Evans House


James Evans


1961


Description

The Evans House is sited on wooded parcel set off of the road. Using a thin shell structural system, Evans designed his soaring one-story (plus basement) house with a hyperbolic paraboloid roof. This structural roofing system allowed for a completely open floor plan at the interior since no intermediary columns or supports were necessary. The thin shell roof rests on two concrete piers at the corners (low points of the soaring roof) of the house; otherwise, the fa?ades are primarily floor-to-ceiling, wood-framed window walls. The airy effect of the house is especially pronounced since the ceiling height is nearly two stories tall at its highest points. The roof projects beyond the plane of the walls, protecting the window walls from weathering.

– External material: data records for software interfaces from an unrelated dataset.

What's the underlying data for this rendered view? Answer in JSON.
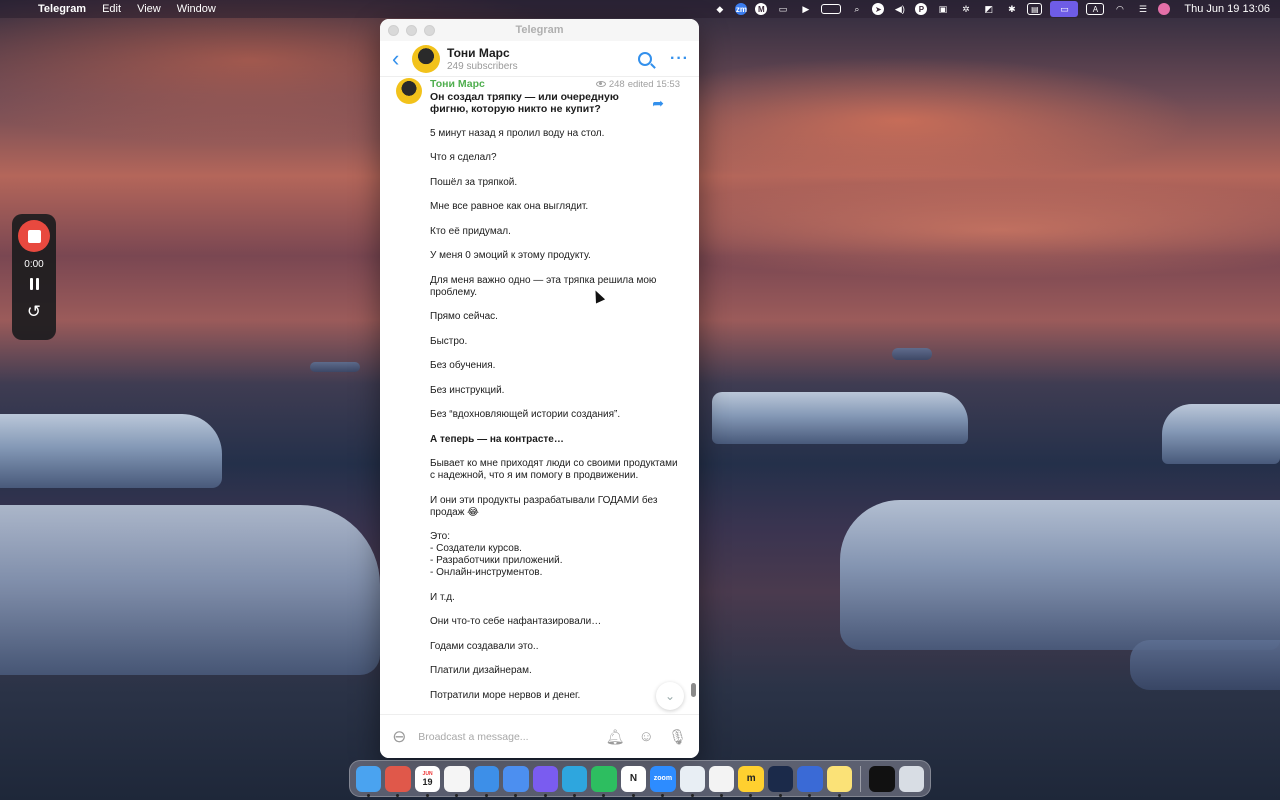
{
  "menubar": {
    "app_name": "Telegram",
    "menus": [
      "Edit",
      "View",
      "Window"
    ],
    "clock": "Thu Jun 19  13:06",
    "icons": [
      "evernote-icon",
      "zoom-icon",
      "mail-icon",
      "display-icon",
      "play-icon",
      "battery-icon",
      "search-icon",
      "telegram-icon",
      "volume-icon",
      "app-icon",
      "gift-icon",
      "settings-icon",
      "nav-icon",
      "bluetooth-icon",
      "notes-icon",
      "screen-mirroring-icon",
      "input-source-icon",
      "wifi-icon",
      "control-center-icon",
      "siri-icon"
    ],
    "zoom_label": "zm",
    "input_source_label": "A"
  },
  "recorder": {
    "time": "0:00"
  },
  "window": {
    "title": "Telegram"
  },
  "channel": {
    "name": "Тони Марс",
    "subscribers": "249 subscribers"
  },
  "message": {
    "author": "Тони Марс",
    "views": "248",
    "edited": "edited 15:53",
    "paragraphs": [
      {
        "text": "Он создал тряпку — или очередную фигню, которую никто не купит?",
        "style": "title"
      },
      {
        "text": "5 минут назад я пролил воду на стол.",
        "style": ""
      },
      {
        "text": "Что я сделал?",
        "style": ""
      },
      {
        "text": "Пошёл за тряпкой.",
        "style": ""
      },
      {
        "text": "Мне все равное как она выглядит.",
        "style": ""
      },
      {
        "text": "Кто её придумал.",
        "style": ""
      },
      {
        "text": "У меня 0 эмоций к этому продукту.",
        "style": ""
      },
      {
        "text": "Для меня важно одно — эта тряпка решила мою проблему.",
        "style": ""
      },
      {
        "text": "Прямо сейчас.",
        "style": ""
      },
      {
        "text": "Быстро.",
        "style": ""
      },
      {
        "text": "Без обучения.",
        "style": ""
      },
      {
        "text": "Без инструкций.",
        "style": ""
      },
      {
        "text": "Без “вдохновляющей истории создания”.",
        "style": ""
      },
      {
        "text": "А теперь — на контрасте…",
        "style": "b"
      },
      {
        "text": "Бывает ко мне приходят люди со своими продуктами с надежной, что я им помогу в продвижении.",
        "style": ""
      },
      {
        "text": "И они эти продукты разрабатывали ГОДАМИ без продаж 😂",
        "style": ""
      },
      {
        "text": "Это:\n- Создатели курсов.\n- Разработчики приложений.\n- Онлайн-инструментов.",
        "style": ""
      },
      {
        "text": "И т.д.",
        "style": ""
      },
      {
        "text": "Они что-то себе нафантазировали…",
        "style": ""
      },
      {
        "text": "Годами создавали это..",
        "style": ""
      },
      {
        "text": "Платили дизайнерам.",
        "style": ""
      },
      {
        "text": "Потратили море нервов и денег.",
        "style": ""
      }
    ]
  },
  "composer": {
    "placeholder": "Broadcast a message..."
  },
  "dock": {
    "items": [
      {
        "name": "finder",
        "label": "",
        "color": "#4aa3f0"
      },
      {
        "name": "launchpad",
        "label": "",
        "color": "#e0584a"
      },
      {
        "name": "calendar",
        "label": "19",
        "sub": "JUN",
        "color": "#ffffff"
      },
      {
        "name": "reminders",
        "label": "",
        "color": "#f5f5f5"
      },
      {
        "name": "mail",
        "label": "",
        "color": "#3d8fe8"
      },
      {
        "name": "testflight",
        "label": "",
        "color": "#4c8ff0"
      },
      {
        "name": "arc",
        "label": "",
        "color": "#7a5cf0"
      },
      {
        "name": "telegram",
        "label": "",
        "color": "#2ea6de"
      },
      {
        "name": "evernote",
        "label": "",
        "color": "#2dbe60"
      },
      {
        "name": "notion",
        "label": "N",
        "color": "#ffffff"
      },
      {
        "name": "zoom",
        "label": "zoom",
        "color": "#2d8cff"
      },
      {
        "name": "figure",
        "label": "",
        "color": "#e8eef4"
      },
      {
        "name": "stickies",
        "label": "",
        "color": "#f3f3f3"
      },
      {
        "name": "miro",
        "label": "m",
        "color": "#ffd02f"
      },
      {
        "name": "steam",
        "label": "",
        "color": "#1b2a4a"
      },
      {
        "name": "xcode-tools",
        "label": "",
        "color": "#3a6ad6"
      },
      {
        "name": "notes",
        "label": "",
        "color": "#fbe277"
      },
      {
        "name": "terminal",
        "label": "",
        "color": "#111111"
      },
      {
        "name": "trash",
        "label": "",
        "color": "#d8dde4"
      }
    ]
  }
}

The house, which has a square footprint, is built into a gently sloping site. The primary entrance and living/dining room and kitchen are at grade on the first floor and the five bedrooms are located on the fully exposed basement level at the back of the house. There is a wrap-around deck off of the first-floor living spaces at the back of the house, which extends the square footprint of the house. The designer?s intent to mesh indoor and outdoor living spaces is further emphasized through the living/dining room?s six sliding glass doors.

There have been very minor alterations to the house. The wrap-around deck was originally designed with a wrap-around bench rather than a railing. For code and safety reasons, the bench was replaced with a railing. The basement sliding sash windows were replaced with aluminum sliding sash units in 1986.

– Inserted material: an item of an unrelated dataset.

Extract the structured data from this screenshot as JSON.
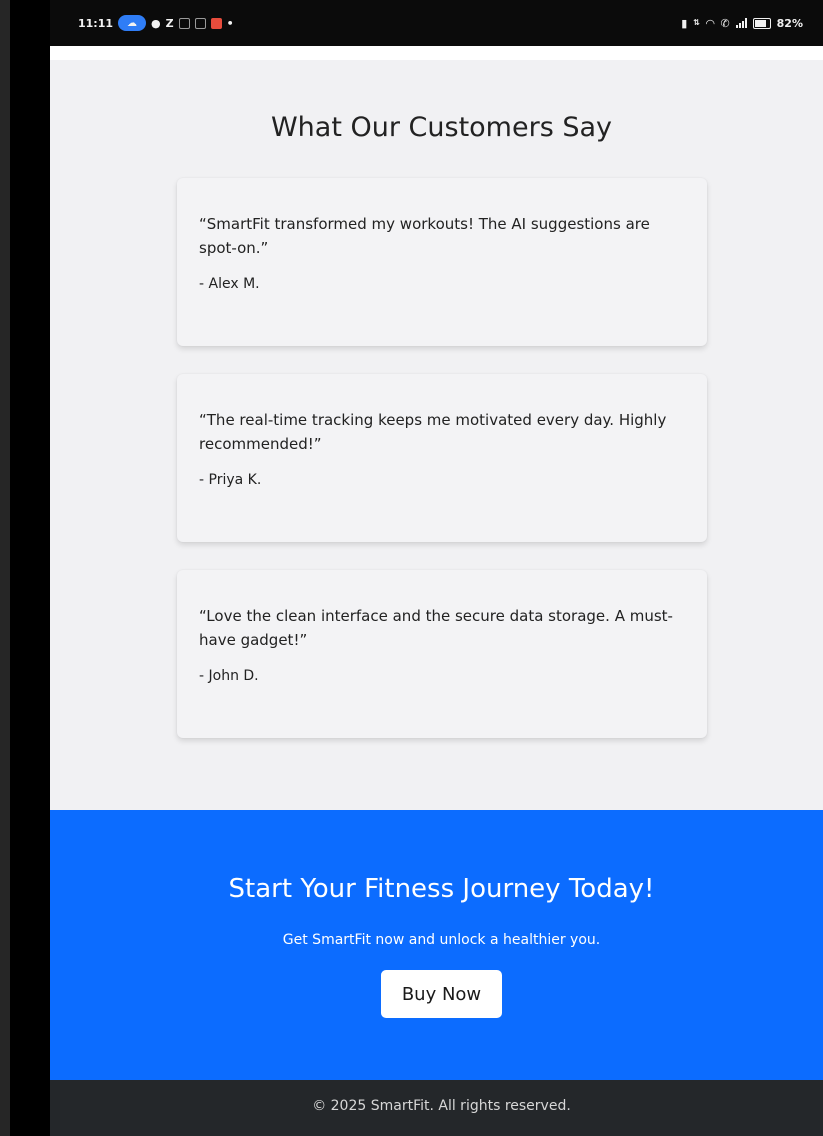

Significance

The Evans House was designed by architect James Evans for his own family and completed around 1961. The Evans House was included in the 1961 Modern House Tour in New Canaan before it was finished. In an article about the tour, the New Canaan Advertiser wrote about the Evans House: "The form of the house [is] influenced by a design naturally complimentary to the hillside itself and that picks up the slope of the land gently to make use of it for habitation?the house opens out to the view as well as the hillside, allowing the sky to enter and yet gives a feeling of shelter and containment on its low sides with unencumbered space on the upper levels" (New Canaan Advertiser, 27 April 1961).

The Evans family lived in the house until the late 1970s. In the next few decades, the house had a number of owners: Robert and Araxy Jezairian (purchased 1978), Gerry S. Culpepper (purchased 1979), Michael G. and Maureen M. Wilhelm (purchased 1980), the Employee Transfer Corp. (purchased 1982), James and Evelyn Gregory (purchased 1983), Frank J. and Katherine S. Genovese (purchased 1986), and James O. and Faye E. Flynn (purchased 1994). In 2000, Herbert & Dorothy Kunstadt purchased the house.


National Trust for Historic Preservation, 2009.